US signs agreement to return $23 million Abacha loot to Nigeria
United States (US) government has signed an agreement to repatriate $23 million looted by a former military head of state General Sani Abacha to Nigeria.
Nigeria’s attorney-general and justice minister Abubakar Malami at the signing of the agreement in Abuja said the decision to return the stolen funds, which is tagged ‘Abacha-5’, was a product of a series of negotiations and meetings between Nigeria, the US department of justice and the UK National Crime Agency.
The attorney-general said President Muhammadu Buhari has approved the recovered loot to fund the completion of the Abuja-Kano road, Lagos-Ibadan expressway and the Second Niger Bridge.
“The president’s mandate to my office is to ensure that all international recoveries are transparently invested and monitored by civil society organizations to compete for these three projects within the agreed timeline,” Malami said.
US ambassador to Nigeria Mary Leonard disclosed that US department of justice and the FBI seized these funds in response to “General Abacha and his associates’ violation of US laws” when they laundered these assets to the US and into accounts in the UK.
“These actions were a flagrant breach of the Nigerian people’s trust. But today is the result of an extensive and high level corporation between the US, UK and the federal republic of Nigeria to make the Nigerian people whole,” Leonard said.
“This agreement is also a kind of collaboration that our government must continue in order to right the wrongs committed under the previous regimes.
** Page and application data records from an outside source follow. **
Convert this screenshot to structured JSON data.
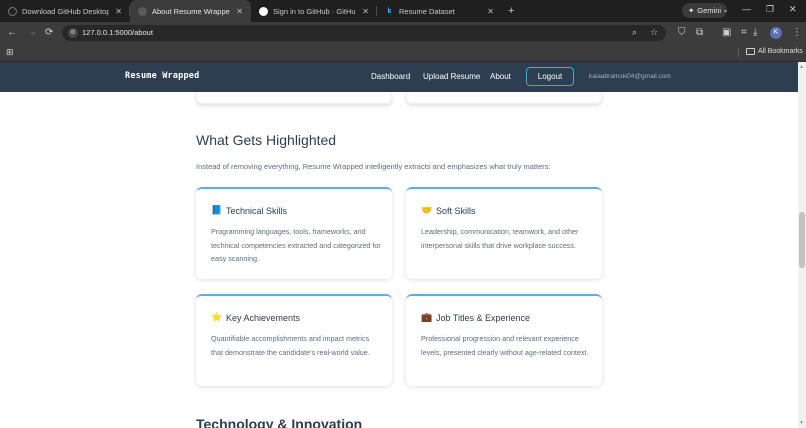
{
  "browser": {
    "tabs": [
      {
        "title": "Download GitHub Desktop | Gi",
        "active": false
      },
      {
        "title": "About Resume Wrapped - Fair",
        "active": true
      },
      {
        "title": "Sign in to GitHub · GitHub",
        "active": false
      },
      {
        "title": "Resume Dataset",
        "active": false
      }
    ],
    "new_tab": "+",
    "gemini_label": "Gemini",
    "url": "127.0.0.1:5000/about",
    "profile_initial": "K",
    "all_bookmarks": "All Bookmarks"
  },
  "site": {
    "brand": "Resume Wrapped",
    "nav": {
      "dashboard": "Dashboard",
      "upload": "Upload Resume",
      "about": "About",
      "logout": "Logout"
    },
    "user_email": "kaiaabramski04@gmail.com"
  },
  "section": {
    "title": "What Gets Highlighted",
    "intro": "Instead of removing everything, Resume Wrapped intelligently extracts and emphasizes what truly matters:",
    "cards": [
      {
        "icon": "books-icon",
        "emoji": "📘",
        "title": "Technical Skills",
        "text": "Programming languages, tools, frameworks, and technical competencies extracted and categorized for easy scanning."
      },
      {
        "icon": "handshake-icon",
        "emoji": "🤝",
        "title": "Soft Skills",
        "text": "Leadership, communication, teamwork, and other interpersonal skills that drive workplace success."
      },
      {
        "icon": "star-icon",
        "emoji": "⭐",
        "title": "Key Achievements",
        "text": "Quantifiable accomplishments and impact metrics that demonstrate the candidate's real-world value."
      },
      {
        "icon": "briefcase-icon",
        "emoji": "💼",
        "title": "Job Titles & Experience",
        "text": "Professional progression and relevant experience levels, presented clearly without age-related context."
      }
    ],
    "next_title": "Technology & Innovation"
  }
}
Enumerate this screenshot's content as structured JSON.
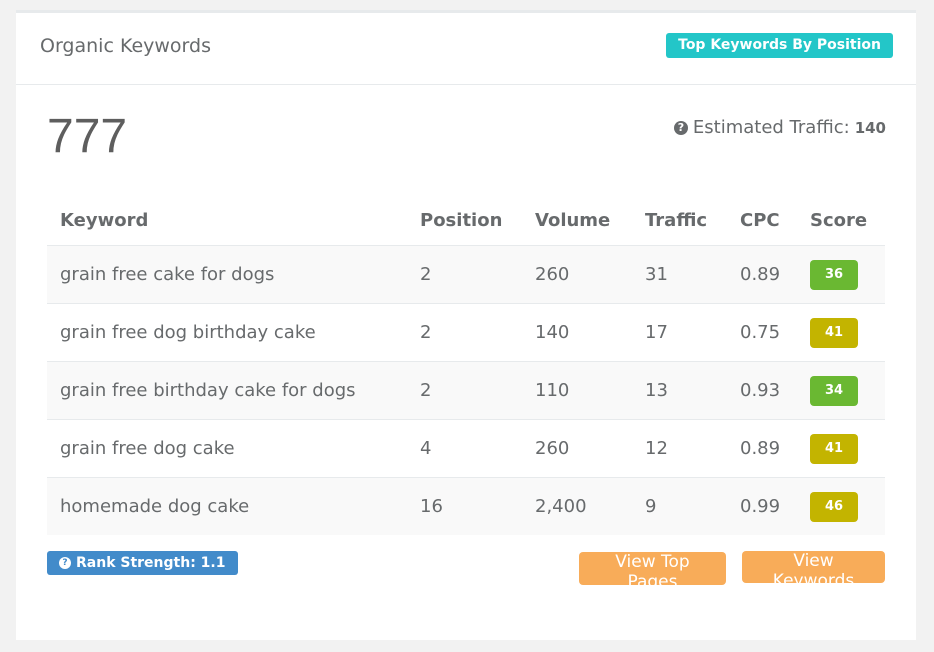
{
  "card": {
    "title": "Organic Keywords",
    "top_badge": "Top Keywords By Position",
    "total_keywords": "777",
    "estimated_traffic_label": "Estimated Traffic:",
    "estimated_traffic_value": "140"
  },
  "table": {
    "headers": [
      "Keyword",
      "Position",
      "Volume",
      "Traffic",
      "CPC",
      "Score"
    ],
    "rows": [
      {
        "keyword": "grain free cake for dogs",
        "position": "2",
        "volume": "260",
        "traffic": "31",
        "cpc": "0.89",
        "score": "36",
        "score_color": "#6ab832"
      },
      {
        "keyword": "grain free dog birthday cake",
        "position": "2",
        "volume": "140",
        "traffic": "17",
        "cpc": "0.75",
        "score": "41",
        "score_color": "#c3b400"
      },
      {
        "keyword": "grain free birthday cake for dogs",
        "position": "2",
        "volume": "110",
        "traffic": "13",
        "cpc": "0.93",
        "score": "34",
        "score_color": "#6ab832"
      },
      {
        "keyword": "grain free dog cake",
        "position": "4",
        "volume": "260",
        "traffic": "12",
        "cpc": "0.89",
        "score": "41",
        "score_color": "#c3b400"
      },
      {
        "keyword": "homemade dog cake",
        "position": "16",
        "volume": "2,400",
        "traffic": "9",
        "cpc": "0.99",
        "score": "46",
        "score_color": "#c3b400"
      }
    ]
  },
  "footer": {
    "rank_strength": "Rank Strength: 1.1",
    "view_top_pages": "View Top Pages",
    "view_keywords": "View Keywords"
  },
  "icons": {
    "question": "?"
  },
  "colors": {
    "teal": "#23c6c8",
    "blue": "#428bca",
    "orange": "#f8ac59",
    "score_green": "#6ab832",
    "score_olive": "#c3b400"
  }
}
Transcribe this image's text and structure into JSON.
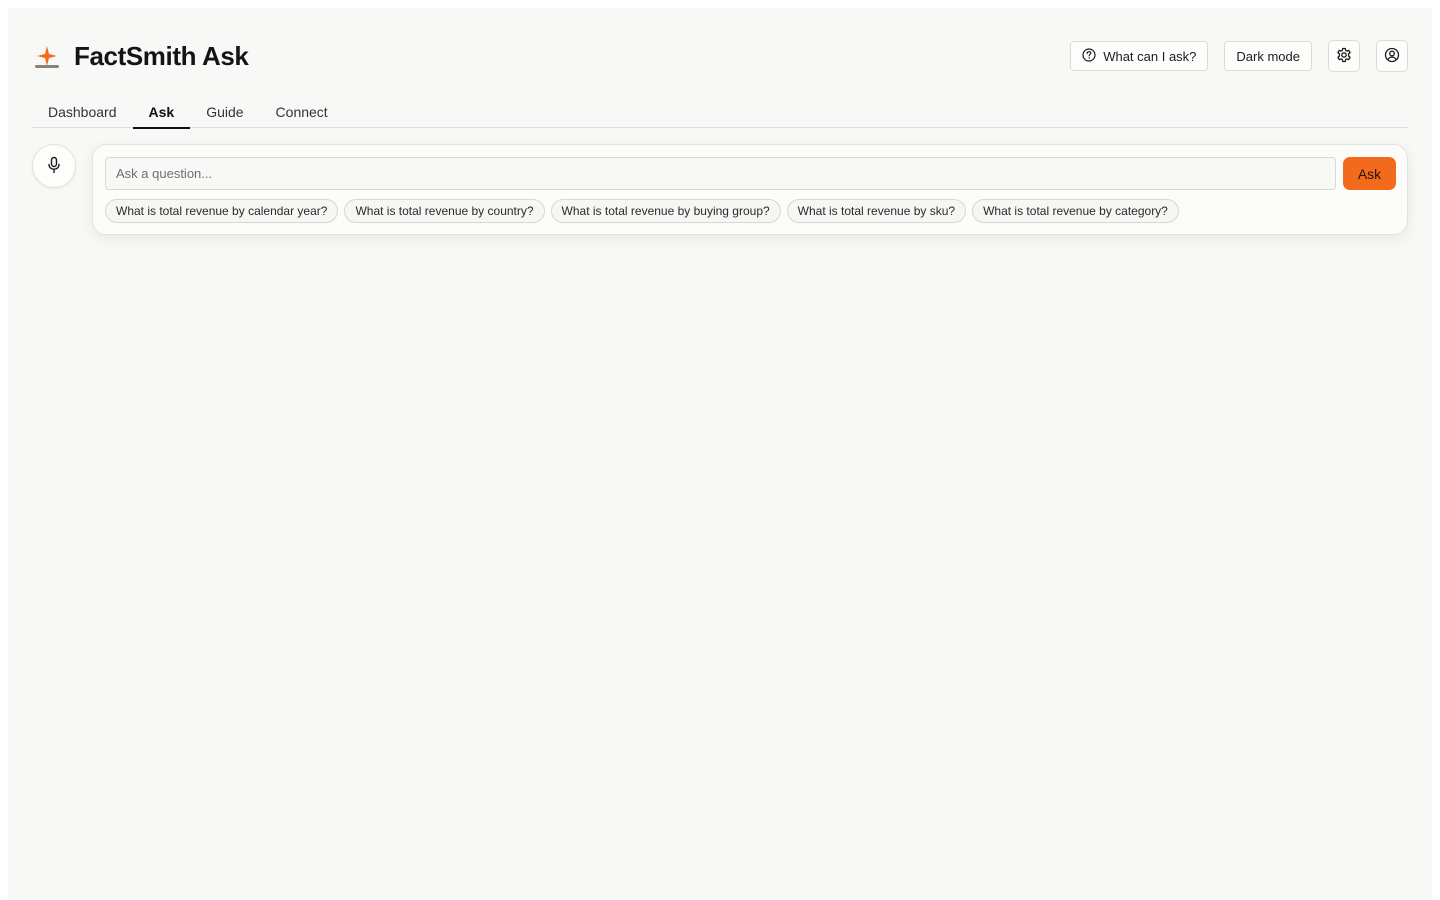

“Combined with a $311.7m seized and repatriated with the assistance of the Bailiwick of Jersey and the government of Nigeria in 2020, this repatriation brings the total amount of funds repatriated in this case by the US to more than $334.7 million.
“In other words, these recovered criminal proceeds, like the $311.7m previously seized and repatriated, will be transformed into a visible and impactful representation of the possibilities of government assets that directly improve the lives of average Nigerians.
The US official said the US government is aware of the devastating impact corruption has on Nigeria and other societies, saying it erodes trust and the ability of governments to deliver to dividends of governance to citizens.
“It is in recognition of the role corruption plays in undermining democracy that the US considers the fight against corruption as a core national security interest. To that end, President Biden really supported the US strategy in countering corruption last December,” Leonard said.
Leonard assured that the US will not be a safe haven for looted funds from any country in the world.